Exercise goal:
Return every line from the records below that has the word "comments".

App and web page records
────────────────
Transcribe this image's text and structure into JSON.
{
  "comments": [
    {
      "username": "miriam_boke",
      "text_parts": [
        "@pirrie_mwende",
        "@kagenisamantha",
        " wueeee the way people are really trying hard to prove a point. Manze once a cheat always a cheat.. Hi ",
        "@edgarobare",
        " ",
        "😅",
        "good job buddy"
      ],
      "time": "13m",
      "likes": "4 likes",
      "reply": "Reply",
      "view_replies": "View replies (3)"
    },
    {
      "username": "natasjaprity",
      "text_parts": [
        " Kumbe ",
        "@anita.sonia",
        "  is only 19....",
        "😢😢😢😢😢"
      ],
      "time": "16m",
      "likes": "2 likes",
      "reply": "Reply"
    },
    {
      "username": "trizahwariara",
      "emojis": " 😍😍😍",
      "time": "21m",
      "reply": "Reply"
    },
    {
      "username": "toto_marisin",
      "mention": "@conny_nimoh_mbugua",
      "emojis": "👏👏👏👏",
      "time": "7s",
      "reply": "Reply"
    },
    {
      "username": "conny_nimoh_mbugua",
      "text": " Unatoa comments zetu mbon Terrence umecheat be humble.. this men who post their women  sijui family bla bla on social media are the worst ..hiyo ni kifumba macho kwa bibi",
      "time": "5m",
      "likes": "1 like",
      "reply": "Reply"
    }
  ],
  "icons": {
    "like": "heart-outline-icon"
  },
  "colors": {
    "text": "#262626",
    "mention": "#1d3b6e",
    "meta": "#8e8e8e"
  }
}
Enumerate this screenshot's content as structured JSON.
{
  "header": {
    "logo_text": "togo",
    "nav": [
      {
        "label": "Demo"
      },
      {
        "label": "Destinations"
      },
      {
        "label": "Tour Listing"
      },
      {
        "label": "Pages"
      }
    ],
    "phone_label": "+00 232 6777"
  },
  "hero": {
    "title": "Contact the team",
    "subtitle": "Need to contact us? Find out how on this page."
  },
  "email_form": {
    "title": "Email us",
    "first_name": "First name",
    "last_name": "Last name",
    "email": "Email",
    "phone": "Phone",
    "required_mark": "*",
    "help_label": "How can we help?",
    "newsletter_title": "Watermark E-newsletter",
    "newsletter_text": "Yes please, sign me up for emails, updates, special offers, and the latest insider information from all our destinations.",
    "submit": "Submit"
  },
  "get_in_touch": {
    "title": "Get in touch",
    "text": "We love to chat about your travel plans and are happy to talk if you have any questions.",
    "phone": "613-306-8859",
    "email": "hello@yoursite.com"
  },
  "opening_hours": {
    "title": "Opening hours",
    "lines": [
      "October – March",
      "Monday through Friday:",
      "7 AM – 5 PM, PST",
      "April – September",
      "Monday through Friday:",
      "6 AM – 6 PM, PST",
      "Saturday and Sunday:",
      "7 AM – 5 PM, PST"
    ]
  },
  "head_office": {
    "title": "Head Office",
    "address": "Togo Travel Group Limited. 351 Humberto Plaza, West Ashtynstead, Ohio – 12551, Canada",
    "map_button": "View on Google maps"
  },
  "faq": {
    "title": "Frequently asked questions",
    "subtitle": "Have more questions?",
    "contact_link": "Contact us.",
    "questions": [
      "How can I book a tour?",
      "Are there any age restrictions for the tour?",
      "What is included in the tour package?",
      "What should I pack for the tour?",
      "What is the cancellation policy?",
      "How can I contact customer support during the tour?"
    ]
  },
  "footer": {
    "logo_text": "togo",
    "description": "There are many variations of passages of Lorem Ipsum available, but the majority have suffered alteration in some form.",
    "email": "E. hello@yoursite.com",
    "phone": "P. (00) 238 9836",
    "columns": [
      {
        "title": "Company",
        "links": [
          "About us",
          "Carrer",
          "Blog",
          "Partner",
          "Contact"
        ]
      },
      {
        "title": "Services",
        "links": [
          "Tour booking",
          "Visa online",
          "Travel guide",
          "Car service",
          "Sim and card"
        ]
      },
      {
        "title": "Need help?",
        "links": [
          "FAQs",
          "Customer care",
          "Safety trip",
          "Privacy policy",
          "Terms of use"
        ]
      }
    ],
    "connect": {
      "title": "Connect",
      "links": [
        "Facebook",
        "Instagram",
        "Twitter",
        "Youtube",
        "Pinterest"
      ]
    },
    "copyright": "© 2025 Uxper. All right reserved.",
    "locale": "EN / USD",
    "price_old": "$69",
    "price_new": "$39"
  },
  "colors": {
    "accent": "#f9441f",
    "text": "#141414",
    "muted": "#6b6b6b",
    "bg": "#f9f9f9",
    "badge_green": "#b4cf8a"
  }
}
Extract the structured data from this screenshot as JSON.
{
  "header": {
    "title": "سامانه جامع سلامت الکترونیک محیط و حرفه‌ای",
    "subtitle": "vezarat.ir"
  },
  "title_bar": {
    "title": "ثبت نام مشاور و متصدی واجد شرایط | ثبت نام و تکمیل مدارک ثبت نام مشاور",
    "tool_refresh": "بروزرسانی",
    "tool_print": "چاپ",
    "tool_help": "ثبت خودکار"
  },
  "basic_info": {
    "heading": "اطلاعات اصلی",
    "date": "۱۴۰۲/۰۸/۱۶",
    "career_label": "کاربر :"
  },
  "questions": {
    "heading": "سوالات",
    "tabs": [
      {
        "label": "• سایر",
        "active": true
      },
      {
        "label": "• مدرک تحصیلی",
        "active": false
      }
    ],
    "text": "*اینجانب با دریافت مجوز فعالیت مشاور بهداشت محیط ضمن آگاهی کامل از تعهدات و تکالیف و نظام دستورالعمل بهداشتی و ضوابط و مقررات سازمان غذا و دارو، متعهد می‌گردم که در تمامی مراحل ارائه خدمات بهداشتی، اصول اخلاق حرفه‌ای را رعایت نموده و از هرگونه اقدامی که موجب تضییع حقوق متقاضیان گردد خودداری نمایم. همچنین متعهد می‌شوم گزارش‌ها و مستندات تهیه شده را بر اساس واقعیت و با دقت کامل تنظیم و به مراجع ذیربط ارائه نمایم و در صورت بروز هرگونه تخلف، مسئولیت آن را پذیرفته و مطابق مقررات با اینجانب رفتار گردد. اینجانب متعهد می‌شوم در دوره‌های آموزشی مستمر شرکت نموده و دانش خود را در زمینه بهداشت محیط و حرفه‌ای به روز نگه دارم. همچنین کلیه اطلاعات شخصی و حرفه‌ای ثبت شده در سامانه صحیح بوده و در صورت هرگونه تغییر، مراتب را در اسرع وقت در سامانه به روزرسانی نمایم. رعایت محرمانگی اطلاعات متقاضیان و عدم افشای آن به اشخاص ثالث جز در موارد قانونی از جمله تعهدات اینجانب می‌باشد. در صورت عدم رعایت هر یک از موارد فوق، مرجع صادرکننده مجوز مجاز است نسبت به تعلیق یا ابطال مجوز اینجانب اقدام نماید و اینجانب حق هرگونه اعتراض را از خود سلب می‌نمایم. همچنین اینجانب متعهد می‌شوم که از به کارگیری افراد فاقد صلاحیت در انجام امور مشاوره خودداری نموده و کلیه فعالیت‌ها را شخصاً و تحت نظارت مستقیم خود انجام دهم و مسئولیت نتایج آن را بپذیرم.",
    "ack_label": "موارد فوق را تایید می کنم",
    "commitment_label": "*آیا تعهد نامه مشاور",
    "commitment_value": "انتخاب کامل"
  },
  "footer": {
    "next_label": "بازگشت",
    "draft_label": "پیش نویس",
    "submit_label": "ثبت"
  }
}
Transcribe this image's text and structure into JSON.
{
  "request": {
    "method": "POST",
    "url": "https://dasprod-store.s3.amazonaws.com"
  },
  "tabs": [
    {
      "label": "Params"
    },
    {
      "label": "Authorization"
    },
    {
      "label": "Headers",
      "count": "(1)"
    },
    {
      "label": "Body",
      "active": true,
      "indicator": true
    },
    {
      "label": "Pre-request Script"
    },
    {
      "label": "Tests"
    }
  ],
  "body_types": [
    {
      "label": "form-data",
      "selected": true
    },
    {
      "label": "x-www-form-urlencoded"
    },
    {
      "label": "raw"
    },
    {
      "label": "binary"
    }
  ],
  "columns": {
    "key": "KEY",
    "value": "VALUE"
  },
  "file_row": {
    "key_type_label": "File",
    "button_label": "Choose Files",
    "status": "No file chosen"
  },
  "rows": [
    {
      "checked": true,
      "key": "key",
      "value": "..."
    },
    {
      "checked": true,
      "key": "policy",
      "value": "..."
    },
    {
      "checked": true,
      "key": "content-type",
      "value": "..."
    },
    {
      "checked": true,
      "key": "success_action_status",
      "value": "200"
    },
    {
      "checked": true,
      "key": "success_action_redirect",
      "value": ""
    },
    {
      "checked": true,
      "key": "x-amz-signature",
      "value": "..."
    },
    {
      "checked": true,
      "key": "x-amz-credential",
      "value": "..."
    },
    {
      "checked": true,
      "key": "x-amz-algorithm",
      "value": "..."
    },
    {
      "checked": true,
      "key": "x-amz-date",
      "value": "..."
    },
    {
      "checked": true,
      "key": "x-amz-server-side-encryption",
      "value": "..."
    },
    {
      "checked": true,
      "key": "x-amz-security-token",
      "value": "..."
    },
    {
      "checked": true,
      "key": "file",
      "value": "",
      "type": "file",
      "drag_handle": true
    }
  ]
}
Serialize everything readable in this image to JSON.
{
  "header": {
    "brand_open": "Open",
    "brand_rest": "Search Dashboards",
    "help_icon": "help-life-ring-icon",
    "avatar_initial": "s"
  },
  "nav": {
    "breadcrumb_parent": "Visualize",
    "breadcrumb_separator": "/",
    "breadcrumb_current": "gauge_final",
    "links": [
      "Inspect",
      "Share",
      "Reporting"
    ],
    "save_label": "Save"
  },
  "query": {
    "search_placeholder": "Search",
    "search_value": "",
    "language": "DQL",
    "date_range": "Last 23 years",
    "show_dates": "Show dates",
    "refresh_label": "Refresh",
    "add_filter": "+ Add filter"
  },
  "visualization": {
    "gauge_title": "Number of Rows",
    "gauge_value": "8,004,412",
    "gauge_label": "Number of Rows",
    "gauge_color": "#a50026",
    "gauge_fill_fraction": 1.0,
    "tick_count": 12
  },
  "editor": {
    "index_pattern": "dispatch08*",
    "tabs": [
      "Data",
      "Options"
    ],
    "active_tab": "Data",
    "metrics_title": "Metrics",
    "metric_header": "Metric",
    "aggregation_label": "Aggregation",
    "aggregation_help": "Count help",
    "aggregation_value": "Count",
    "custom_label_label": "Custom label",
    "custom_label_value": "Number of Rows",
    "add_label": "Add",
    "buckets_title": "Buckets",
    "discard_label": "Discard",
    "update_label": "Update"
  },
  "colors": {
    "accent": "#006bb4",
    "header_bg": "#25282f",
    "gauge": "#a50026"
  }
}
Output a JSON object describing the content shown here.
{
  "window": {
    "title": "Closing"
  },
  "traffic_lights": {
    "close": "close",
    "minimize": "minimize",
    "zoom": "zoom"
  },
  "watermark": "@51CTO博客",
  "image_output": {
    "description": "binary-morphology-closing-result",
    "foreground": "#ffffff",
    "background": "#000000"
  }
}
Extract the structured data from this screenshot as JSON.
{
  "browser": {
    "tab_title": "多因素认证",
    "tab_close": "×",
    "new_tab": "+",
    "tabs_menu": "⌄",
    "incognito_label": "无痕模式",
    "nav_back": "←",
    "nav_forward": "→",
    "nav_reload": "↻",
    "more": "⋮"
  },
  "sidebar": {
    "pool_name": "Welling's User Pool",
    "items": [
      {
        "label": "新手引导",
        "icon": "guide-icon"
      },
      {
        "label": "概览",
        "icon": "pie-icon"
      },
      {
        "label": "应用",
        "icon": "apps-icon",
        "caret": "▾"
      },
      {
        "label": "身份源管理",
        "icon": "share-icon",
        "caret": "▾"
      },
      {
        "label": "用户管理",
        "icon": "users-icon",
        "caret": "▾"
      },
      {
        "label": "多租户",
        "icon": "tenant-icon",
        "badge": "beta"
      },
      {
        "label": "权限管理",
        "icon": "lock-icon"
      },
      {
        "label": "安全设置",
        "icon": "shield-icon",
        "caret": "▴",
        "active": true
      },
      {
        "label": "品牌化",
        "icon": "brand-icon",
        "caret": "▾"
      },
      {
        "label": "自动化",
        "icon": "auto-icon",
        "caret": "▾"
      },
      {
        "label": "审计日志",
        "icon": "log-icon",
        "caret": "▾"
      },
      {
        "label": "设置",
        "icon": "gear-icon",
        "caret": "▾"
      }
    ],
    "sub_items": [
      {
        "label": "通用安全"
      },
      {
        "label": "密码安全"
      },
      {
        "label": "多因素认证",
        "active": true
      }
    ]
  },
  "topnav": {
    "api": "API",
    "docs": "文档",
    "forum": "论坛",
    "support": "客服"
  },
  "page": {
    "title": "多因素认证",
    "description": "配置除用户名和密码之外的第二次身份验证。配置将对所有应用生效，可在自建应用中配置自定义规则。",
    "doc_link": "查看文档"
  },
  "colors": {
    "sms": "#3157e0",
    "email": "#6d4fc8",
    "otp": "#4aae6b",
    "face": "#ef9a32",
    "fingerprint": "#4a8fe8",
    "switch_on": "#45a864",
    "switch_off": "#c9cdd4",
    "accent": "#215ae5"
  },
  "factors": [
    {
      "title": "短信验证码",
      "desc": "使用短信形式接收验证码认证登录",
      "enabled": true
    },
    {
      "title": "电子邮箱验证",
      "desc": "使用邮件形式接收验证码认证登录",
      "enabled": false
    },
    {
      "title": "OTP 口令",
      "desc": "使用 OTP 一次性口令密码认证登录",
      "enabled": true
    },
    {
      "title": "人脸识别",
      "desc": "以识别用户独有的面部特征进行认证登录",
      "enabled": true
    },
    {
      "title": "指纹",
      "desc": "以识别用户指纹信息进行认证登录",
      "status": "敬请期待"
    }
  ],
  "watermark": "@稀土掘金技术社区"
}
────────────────
Exercise response:
  "comments": [
      "text": " Unatoa comments zetu mbon Terrence umecheat be humble.. this men who post their women  sijui family bla bla on social media are the worst ..hiyo ni kifumba macho kwa bibi",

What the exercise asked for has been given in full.